App and web page records
§
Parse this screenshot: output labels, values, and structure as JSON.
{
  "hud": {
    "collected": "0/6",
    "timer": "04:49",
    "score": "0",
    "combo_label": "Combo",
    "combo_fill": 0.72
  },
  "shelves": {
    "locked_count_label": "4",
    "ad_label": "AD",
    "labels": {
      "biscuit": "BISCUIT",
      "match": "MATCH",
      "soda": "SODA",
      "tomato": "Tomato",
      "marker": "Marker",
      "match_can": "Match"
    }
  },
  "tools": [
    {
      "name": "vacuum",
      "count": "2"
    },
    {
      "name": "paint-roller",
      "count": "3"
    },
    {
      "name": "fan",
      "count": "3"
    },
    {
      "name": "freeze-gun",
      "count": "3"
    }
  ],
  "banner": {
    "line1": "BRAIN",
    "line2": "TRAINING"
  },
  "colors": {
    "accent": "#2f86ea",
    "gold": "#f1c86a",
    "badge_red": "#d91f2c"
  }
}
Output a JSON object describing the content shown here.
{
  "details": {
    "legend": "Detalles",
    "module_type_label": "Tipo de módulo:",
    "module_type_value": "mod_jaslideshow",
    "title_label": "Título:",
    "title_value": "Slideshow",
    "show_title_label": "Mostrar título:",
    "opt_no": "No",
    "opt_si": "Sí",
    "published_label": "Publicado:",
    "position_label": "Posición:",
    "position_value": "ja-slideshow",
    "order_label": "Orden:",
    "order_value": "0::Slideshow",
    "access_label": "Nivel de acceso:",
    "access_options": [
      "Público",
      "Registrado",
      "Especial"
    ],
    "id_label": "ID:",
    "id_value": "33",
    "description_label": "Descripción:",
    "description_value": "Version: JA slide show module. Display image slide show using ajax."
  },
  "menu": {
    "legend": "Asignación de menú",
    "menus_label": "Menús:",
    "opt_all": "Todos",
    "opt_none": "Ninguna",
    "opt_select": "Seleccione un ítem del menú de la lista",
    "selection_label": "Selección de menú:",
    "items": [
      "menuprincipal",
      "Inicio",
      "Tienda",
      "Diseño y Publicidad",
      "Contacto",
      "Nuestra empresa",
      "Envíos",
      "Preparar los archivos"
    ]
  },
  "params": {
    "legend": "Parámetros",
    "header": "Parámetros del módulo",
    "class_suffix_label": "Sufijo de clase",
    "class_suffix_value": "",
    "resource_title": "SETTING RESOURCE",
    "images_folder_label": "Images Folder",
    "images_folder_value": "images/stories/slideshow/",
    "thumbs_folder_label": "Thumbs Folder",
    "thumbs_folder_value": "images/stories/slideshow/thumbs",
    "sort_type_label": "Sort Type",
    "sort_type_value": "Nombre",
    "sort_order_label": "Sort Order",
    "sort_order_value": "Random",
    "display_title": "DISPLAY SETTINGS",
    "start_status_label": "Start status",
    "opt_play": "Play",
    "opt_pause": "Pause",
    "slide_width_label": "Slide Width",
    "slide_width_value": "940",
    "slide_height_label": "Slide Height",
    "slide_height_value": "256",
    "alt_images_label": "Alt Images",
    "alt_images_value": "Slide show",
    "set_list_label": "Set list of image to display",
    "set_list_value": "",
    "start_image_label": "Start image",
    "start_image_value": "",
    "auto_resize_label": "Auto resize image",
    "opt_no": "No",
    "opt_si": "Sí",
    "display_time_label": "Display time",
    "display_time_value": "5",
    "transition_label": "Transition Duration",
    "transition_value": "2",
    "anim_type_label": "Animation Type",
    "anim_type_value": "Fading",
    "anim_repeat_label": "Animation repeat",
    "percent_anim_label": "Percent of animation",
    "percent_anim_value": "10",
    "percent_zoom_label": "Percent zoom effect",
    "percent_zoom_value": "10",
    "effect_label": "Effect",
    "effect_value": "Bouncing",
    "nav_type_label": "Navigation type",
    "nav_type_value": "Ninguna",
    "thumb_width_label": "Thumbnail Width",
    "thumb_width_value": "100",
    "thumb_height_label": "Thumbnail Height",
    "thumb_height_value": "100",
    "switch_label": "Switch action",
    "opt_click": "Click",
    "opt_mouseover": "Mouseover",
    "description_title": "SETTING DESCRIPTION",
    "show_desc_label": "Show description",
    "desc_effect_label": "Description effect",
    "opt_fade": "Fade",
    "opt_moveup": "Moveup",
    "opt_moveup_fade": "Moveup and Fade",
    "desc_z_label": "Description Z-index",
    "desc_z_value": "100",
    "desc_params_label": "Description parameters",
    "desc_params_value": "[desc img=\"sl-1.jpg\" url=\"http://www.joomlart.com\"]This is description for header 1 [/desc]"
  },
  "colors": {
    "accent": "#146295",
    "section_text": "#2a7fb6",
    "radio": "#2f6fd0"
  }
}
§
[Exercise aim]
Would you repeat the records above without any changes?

[Answer area]
Parse this screenshot: output labels, values, and structure as JSON.
{
  "hud": {
    "collected": "0/6",
    "timer": "04:49",
    "score": "0",
    "combo_label": "Combo",
    "combo_fill": 0.72
  },
  "shelves": {
    "locked_count_label": "4",
    "ad_label": "AD",
    "labels": {
      "biscuit": "BISCUIT",
      "match": "MATCH",
      "soda": "SODA",
      "tomato": "Tomato",
      "marker": "Marker",
      "match_can": "Match"
    }
  },
  "tools": [
    {
      "name": "vacuum",
      "count": "2"
    },
    {
      "name": "paint-roller",
      "count": "3"
    },
    {
      "name": "fan",
      "count": "3"
    },
    {
      "name": "freeze-gun",
      "count": "3"
    }
  ],
  "banner": {
    "line1": "BRAIN",
    "line2": "TRAINING"
  },
  "colors": {
    "accent": "#2f86ea",
    "gold": "#f1c86a",
    "badge_red": "#d91f2c"
  }
}
Output a JSON object describing the content shown here.
{
  "details": {
    "legend": "Detalles",
    "module_type_label": "Tipo de módulo:",
    "module_type_value": "mod_jaslideshow",
    "title_label": "Título:",
    "title_value": "Slideshow",
    "show_title_label": "Mostrar título:",
    "opt_no": "No",
    "opt_si": "Sí",
    "published_label": "Publicado:",
    "position_label": "Posición:",
    "position_value": "ja-slideshow",
    "order_label": "Orden:",
    "order_value": "0::Slideshow",
    "access_label": "Nivel de acceso:",
    "access_options": [
      "Público",
      "Registrado",
      "Especial"
    ],
    "id_label": "ID:",
    "id_value": "33",
    "description_label": "Descripción:",
    "description_value": "Version: JA slide show module. Display image slide show using ajax."
  },
  "menu": {
    "legend": "Asignación de menú",
    "menus_label": "Menús:",
    "opt_all": "Todos",
    "opt_none": "Ninguna",
    "opt_select": "Seleccione un ítem del menú de la lista",
    "selection_label": "Selección de menú:",
    "items": [
      "menuprincipal",
      "Inicio",
      "Tienda",
      "Diseño y Publicidad",
      "Contacto",
      "Nuestra empresa",
      "Envíos",
      "Preparar los archivos"
    ]
  },
  "params": {
    "legend": "Parámetros",
    "header": "Parámetros del módulo",
    "class_suffix_label": "Sufijo de clase",
    "class_suffix_value": "",
    "resource_title": "SETTING RESOURCE",
    "images_folder_label": "Images Folder",
    "images_folder_value": "images/stories/slideshow/",
    "thumbs_folder_label": "Thumbs Folder",
    "thumbs_folder_value": "images/stories/slideshow/thumbs",
    "sort_type_label": "Sort Type",
    "sort_type_value": "Nombre",
    "sort_order_label": "Sort Order",
    "sort_order_value": "Random",
    "display_title": "DISPLAY SETTINGS",
    "start_status_label": "Start status",
    "opt_play": "Play",
    "opt_pause": "Pause",
    "slide_width_label": "Slide Width",
    "slide_width_value": "940",
    "slide_height_label": "Slide Height",
    "slide_height_value": "256",
    "alt_images_label": "Alt Images",
    "alt_images_value": "Slide show",
    "set_list_label": "Set list of image to display",
    "set_list_value": "",
    "start_image_label": "Start image",
    "start_image_value": "",
    "auto_resize_label": "Auto resize image",
    "opt_no": "No",
    "opt_si": "Sí",
    "display_time_label": "Display time",
    "display_time_value": "5",
    "transition_label": "Transition Duration",
    "transition_value": "2",
    "anim_type_label": "Animation Type",
    "anim_type_value": "Fading",
    "anim_repeat_label": "Animation repeat",
    "percent_anim_label": "Percent of animation",
    "percent_anim_value": "10",
    "percent_zoom_label": "Percent zoom effect",
    "percent_zoom_value": "10",
    "effect_label": "Effect",
    "effect_value": "Bouncing",
    "nav_type_label": "Navigation type",
    "nav_type_value": "Ninguna",
    "thumb_width_label": "Thumbnail Width",
    "thumb_width_value": "100",
    "thumb_height_label": "Thumbnail Height",
    "thumb_height_value": "100",
    "switch_label": "Switch action",
    "opt_click": "Click",
    "opt_mouseover": "Mouseover",
    "description_title": "SETTING DESCRIPTION",
    "show_desc_label": "Show description",
    "desc_effect_label": "Description effect",
    "opt_fade": "Fade",
    "opt_moveup": "Moveup",
    "opt_moveup_fade": "Moveup and Fade",
    "desc_z_label": "Description Z-index",
    "desc_z_value": "100",
    "desc_params_label": "Description parameters",
    "desc_params_value": "[desc img=\"sl-1.jpg\" url=\"http://www.joomlart.com\"]This is description for header 1 [/desc]"
  },
  "colors": {
    "accent": "#146295",
    "section_text": "#2a7fb6",
    "radio": "#2f6fd0"
  }
}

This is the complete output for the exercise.